Constraints are object features, i.e. they control in various fashions the objects’ transform properties (position, rotation and scale). This is why you will find their dedicated Constraints panel in the Object context, Object sub-context (F7). In fact, constraints are in a way the object counterpart of the modifiers, which work on the object data (i.e. meshes, curves, etc.).

All constraints share a basic common interface, again with many similarities with the modifiers’ one.

Use of constraints

Even though constraints might be very useful in static scenes (as they can help to automatically position/rotate/scale objects), they were first designed for animation, as they allow you to limit/control the freedom of an object, either in absolute (i.e. in global space), or relatively to other objects.

Also note that constraints internally work using 4x4 transformation matrices only. When you use settings for specific rotation or scaling constraining, this information is being derived from the matrix only, not from settings in a Bone or Object. Especially for combining rotations with non-uniform or negative scaling this can lead to unpredictable behavior.

Constraining bones

Finally, there is a great rigging feature in Blender: in Pose mode, each bone of an armature behaves a bit like a standard object, and, as such, can be constrained! Most constraints work well with both objects and bones, but there are a few exceptions, that will be noted in the relevant constraints pages.

To learn more:

Available Constraints

There are several types of constraints. We can classify them in three families:

There are constraints that works with their owner object and others that need a second object (the target) to work, sometimes of a specific type (e.g. a curve). In this case targeted constraints are shown as a dark blue dashed line drawn in the 3D view between the owner and target objects.

Transform Constraints

These constraints directly control/limit the transform properties of its owner, either absolutely or relatively in terms of its target properties.

Copy Location Copies the location of the target (with an optional offset) to the owner, so that both move together.
Copy Rotation Copies the rotation of the target (with an optional offset) to the owner, so that both rotate together.
Copy Scale Copies the scale of the target (with an optional offset) to the owner, so that both scale together.
Limit Distance Limits the position of the owner, so that it is nearer/farer/exactly at the specified distance from the target.
Limit Location Limits the owner’s location inside a given range.
Limit Rotation Limits the owner’s rotation inside a given range.
Limit Scale Limits the owner’s scale inside a given range.
Transformation Uses a property of the target (location, rotation or scale), to control a property (the same or a different one) of the owner.

Tracking Constraints

These constraints try, in various ways, to adjust their owner’s properties so that it “points at” or “follows” the target.

Clamp To Clamps the owner to a given curve target.
IK Solver Bones only.

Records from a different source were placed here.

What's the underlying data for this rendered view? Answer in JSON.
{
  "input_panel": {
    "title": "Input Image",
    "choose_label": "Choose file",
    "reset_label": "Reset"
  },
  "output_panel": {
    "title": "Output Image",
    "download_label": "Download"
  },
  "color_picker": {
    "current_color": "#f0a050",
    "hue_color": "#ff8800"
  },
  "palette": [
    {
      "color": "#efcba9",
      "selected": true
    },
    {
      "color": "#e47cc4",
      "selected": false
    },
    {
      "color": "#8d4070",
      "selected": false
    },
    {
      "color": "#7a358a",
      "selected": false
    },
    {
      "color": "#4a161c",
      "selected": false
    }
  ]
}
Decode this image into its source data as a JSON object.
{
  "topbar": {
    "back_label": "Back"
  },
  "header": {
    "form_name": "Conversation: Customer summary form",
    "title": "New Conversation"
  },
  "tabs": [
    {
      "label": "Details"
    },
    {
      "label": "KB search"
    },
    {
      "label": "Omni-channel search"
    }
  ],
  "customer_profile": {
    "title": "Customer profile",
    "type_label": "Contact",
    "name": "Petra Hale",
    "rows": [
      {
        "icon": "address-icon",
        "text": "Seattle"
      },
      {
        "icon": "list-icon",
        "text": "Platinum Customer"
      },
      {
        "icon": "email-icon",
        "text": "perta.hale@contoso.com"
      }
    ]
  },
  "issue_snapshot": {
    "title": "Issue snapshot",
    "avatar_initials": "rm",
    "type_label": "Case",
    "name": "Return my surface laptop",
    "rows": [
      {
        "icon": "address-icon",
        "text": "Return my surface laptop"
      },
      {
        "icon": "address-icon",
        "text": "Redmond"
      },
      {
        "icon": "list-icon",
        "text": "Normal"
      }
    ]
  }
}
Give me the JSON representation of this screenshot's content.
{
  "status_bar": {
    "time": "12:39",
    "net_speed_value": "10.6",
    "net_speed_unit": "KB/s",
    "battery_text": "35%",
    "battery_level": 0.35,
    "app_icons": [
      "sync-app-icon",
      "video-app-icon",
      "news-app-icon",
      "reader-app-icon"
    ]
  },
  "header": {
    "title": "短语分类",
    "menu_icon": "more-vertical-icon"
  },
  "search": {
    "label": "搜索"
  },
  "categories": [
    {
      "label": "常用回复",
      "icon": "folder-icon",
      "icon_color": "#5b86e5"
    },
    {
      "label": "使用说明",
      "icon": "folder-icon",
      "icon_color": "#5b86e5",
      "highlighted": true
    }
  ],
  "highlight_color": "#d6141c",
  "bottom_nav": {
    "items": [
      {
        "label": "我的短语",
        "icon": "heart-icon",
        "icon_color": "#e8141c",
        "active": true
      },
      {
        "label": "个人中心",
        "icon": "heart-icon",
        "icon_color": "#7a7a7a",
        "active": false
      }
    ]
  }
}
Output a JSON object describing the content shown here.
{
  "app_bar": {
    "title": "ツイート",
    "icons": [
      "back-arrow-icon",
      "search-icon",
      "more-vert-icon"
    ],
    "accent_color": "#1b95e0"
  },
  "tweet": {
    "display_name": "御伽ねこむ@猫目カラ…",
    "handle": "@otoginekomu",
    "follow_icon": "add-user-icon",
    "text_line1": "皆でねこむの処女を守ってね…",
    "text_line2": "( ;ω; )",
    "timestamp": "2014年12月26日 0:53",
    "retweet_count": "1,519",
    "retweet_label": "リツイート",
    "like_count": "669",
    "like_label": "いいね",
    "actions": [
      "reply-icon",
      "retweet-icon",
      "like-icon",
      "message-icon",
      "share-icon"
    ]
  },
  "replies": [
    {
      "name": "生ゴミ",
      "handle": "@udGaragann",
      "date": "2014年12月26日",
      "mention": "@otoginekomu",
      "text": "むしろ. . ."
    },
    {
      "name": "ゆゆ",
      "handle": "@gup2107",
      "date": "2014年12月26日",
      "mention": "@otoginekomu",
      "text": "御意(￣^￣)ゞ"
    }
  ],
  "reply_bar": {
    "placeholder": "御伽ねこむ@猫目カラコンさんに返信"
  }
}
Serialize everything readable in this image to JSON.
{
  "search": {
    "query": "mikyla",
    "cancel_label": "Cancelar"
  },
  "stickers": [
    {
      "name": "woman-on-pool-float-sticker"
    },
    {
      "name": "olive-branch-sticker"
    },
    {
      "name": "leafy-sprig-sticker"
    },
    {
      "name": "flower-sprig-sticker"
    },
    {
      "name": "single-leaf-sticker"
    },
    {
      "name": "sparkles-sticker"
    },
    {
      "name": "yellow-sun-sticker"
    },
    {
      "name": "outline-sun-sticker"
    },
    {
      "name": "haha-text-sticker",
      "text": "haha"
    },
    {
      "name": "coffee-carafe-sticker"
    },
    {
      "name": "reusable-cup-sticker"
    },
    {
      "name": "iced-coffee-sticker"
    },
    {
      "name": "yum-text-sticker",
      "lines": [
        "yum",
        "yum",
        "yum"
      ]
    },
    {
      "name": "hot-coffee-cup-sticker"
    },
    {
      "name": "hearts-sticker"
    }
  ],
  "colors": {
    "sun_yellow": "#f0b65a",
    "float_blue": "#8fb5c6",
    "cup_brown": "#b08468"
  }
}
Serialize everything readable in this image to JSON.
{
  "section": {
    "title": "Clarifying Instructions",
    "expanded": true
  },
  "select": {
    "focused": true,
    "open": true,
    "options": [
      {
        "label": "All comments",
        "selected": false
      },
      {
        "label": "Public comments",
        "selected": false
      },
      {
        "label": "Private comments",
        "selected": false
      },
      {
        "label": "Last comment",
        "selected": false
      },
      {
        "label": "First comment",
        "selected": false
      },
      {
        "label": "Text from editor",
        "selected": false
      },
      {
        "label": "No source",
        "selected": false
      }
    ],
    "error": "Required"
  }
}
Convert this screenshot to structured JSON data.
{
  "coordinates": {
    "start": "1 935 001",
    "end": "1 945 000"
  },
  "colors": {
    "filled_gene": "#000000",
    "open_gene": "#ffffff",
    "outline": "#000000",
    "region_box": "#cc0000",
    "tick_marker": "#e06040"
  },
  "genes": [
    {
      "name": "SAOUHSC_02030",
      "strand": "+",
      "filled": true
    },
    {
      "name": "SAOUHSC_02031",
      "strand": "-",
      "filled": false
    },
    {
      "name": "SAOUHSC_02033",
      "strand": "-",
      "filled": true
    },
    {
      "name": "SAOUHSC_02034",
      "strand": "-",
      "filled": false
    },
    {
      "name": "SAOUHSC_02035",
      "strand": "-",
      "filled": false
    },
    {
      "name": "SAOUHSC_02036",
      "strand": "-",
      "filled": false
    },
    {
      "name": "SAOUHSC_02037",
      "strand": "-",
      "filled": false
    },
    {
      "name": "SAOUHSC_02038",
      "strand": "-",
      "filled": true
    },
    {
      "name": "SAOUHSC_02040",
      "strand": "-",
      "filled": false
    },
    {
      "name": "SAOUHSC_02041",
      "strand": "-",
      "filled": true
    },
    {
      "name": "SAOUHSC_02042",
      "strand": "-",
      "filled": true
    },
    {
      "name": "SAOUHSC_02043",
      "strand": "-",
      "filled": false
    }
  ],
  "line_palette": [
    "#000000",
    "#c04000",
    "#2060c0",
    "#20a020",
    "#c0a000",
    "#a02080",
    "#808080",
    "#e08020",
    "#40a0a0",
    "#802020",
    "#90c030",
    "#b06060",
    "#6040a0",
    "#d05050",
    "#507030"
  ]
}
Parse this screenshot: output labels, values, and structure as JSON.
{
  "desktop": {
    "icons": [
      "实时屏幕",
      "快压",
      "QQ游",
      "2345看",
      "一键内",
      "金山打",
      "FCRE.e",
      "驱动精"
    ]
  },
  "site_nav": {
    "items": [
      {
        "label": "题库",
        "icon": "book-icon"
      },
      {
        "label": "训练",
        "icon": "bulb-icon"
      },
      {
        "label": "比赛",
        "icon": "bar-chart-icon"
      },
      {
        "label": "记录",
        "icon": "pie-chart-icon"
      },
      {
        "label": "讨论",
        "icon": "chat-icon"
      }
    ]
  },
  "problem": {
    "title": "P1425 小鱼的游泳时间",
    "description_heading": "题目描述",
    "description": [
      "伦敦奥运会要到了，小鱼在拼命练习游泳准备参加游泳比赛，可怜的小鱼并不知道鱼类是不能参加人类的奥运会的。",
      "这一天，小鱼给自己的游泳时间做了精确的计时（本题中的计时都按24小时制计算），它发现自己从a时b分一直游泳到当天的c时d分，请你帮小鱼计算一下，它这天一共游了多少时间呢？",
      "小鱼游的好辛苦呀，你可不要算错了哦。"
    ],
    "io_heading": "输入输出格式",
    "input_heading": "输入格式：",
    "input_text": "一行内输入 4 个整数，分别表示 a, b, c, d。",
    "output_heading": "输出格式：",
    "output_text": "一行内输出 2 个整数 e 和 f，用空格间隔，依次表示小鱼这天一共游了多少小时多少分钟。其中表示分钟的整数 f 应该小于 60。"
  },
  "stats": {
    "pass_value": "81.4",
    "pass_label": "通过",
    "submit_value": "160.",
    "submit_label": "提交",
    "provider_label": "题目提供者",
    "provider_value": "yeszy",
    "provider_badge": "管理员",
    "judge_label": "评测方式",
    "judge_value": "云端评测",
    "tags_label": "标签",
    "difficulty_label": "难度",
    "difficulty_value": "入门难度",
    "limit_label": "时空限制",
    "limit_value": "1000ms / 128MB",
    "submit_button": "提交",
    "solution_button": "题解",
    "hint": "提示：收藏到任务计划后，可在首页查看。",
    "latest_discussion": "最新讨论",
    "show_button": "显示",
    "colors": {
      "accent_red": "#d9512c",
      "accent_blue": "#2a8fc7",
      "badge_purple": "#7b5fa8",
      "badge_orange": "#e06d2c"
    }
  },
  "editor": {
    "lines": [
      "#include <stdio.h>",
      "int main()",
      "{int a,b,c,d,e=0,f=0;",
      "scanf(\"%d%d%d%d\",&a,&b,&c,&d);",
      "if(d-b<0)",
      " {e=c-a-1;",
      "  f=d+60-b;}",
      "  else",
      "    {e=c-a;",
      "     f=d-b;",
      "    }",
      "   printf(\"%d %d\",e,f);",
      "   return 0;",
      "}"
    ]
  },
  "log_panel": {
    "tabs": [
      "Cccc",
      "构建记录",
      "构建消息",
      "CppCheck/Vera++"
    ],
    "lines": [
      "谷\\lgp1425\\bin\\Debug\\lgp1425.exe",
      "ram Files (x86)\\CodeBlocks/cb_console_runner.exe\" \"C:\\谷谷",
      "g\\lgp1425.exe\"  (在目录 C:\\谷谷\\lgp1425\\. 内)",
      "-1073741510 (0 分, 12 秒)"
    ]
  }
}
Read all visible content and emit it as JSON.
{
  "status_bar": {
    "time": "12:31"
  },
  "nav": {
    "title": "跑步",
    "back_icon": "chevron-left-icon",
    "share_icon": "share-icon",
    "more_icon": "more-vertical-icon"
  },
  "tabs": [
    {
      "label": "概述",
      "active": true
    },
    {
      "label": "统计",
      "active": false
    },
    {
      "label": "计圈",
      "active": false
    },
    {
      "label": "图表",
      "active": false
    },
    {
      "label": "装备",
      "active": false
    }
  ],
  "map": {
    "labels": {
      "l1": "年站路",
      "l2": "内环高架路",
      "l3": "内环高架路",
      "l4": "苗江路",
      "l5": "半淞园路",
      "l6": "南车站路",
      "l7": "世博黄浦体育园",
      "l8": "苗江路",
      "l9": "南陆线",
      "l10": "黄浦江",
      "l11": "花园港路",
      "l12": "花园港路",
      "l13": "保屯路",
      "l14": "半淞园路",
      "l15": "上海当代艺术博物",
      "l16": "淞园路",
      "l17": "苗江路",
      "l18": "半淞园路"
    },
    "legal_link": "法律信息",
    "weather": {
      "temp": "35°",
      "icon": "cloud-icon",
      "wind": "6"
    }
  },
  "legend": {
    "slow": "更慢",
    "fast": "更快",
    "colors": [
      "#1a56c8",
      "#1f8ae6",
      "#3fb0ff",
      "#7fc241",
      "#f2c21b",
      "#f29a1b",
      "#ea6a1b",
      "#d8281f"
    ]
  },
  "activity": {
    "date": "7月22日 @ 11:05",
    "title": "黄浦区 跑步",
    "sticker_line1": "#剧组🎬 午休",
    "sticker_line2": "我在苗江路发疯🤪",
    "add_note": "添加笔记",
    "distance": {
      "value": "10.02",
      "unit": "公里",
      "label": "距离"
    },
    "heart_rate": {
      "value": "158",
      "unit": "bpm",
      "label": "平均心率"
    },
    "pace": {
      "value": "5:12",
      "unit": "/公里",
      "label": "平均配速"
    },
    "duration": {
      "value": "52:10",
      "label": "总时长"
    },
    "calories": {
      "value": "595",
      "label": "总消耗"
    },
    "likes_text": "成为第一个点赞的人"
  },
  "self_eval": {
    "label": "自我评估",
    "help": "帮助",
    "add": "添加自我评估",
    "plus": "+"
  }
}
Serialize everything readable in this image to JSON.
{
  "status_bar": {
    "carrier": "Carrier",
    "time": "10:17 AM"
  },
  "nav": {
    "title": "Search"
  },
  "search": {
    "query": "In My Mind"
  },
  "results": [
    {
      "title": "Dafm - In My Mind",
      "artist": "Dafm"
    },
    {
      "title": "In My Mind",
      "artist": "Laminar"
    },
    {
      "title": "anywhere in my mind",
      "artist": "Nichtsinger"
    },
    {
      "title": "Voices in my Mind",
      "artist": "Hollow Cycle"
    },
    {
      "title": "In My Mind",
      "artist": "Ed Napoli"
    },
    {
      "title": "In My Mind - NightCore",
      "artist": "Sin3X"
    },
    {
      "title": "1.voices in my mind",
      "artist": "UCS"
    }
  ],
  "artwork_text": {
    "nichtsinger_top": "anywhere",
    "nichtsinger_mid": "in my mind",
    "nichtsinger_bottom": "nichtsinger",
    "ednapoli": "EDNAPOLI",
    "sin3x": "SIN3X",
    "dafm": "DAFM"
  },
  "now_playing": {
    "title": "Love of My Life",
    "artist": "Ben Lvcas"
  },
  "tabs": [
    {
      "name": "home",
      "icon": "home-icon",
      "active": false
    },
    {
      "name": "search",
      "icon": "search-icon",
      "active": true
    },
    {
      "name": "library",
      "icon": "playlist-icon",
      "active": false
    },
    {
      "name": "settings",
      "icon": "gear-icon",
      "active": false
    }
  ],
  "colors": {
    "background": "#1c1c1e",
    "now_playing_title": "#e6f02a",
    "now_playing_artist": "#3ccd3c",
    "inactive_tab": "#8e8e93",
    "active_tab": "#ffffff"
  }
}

Creates a chain of bones controlled by the target, using inverse kinematics.
Locked Track The owner is tracked to the given target, but with a given axis’ orientation locked.
Stretch To Stretch the owner to the given target.
Track To The owner is tracked to the given target.

Relationship Constraints

These are “misc” constraints.

Action The owner executes an action, controlled by the target (driver).
Child Of Allows a selective application of the effects of parenting to another object.
Floor Uses the target’s position (and optionally rotation) to define a “wall” or “floor” that the owner won’t be able to cross.
Follow Path The owner moves along the curve target.
Null An old, useless thing, that does nothing…
Rigid Body Joint Creates a rigid joint (like hinge…) between the owner and the “target” (child object).
Script Uses a Python script as constraint.
Shrinkwrap Limits the location of the owner at the surface (among other options) of the target.

See also

See this BSoD tutorial for descriptions of most available constraints.